Task requirements: Using the listing that follows, return every line with the word "Settings".

Exercise data:
_ _ _ _ _

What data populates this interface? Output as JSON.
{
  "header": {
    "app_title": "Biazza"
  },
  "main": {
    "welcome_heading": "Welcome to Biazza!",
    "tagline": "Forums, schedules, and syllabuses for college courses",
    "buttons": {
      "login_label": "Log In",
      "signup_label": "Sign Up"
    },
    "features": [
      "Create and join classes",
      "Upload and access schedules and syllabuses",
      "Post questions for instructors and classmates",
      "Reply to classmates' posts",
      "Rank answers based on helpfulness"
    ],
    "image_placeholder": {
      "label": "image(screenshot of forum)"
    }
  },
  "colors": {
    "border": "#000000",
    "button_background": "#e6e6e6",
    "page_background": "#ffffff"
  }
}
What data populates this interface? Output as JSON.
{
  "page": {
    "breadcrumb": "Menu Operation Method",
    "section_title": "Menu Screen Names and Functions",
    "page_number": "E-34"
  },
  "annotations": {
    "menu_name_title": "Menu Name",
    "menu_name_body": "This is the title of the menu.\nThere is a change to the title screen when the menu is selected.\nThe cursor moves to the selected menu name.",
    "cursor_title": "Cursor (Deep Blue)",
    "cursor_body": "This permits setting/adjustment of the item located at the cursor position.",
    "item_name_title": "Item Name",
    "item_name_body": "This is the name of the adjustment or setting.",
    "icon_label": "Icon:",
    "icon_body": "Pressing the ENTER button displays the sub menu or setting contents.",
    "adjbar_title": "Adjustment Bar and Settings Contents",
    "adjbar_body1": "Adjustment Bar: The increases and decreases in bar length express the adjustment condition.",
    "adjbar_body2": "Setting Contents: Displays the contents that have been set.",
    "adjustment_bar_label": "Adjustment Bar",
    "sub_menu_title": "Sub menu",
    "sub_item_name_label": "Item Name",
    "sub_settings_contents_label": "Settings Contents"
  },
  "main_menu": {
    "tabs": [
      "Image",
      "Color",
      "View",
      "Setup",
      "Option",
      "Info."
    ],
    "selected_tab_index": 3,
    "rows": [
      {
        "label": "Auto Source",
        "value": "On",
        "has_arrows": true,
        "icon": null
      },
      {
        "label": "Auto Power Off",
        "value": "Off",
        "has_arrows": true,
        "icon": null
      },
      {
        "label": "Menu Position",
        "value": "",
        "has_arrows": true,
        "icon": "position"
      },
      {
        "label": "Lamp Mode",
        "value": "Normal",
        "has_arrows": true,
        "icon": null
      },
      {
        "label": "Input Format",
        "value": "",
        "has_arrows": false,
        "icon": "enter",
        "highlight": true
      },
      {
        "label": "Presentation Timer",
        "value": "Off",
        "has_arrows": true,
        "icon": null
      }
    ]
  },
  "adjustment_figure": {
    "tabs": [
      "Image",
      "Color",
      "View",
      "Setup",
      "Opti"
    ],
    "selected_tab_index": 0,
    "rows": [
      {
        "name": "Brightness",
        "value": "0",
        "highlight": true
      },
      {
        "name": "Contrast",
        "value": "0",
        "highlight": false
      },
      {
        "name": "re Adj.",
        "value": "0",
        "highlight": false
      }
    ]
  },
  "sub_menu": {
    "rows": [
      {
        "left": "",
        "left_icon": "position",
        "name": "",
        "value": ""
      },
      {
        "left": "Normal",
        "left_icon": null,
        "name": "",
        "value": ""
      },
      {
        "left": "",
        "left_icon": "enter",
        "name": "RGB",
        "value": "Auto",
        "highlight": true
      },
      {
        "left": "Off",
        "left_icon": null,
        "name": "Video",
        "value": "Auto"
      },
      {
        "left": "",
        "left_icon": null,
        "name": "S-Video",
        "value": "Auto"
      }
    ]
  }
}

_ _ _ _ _

Solution:
    "adjbar_title": "Adjustment Bar and Settings Contents",
    "sub_settings_contents_label": "Settings Contents"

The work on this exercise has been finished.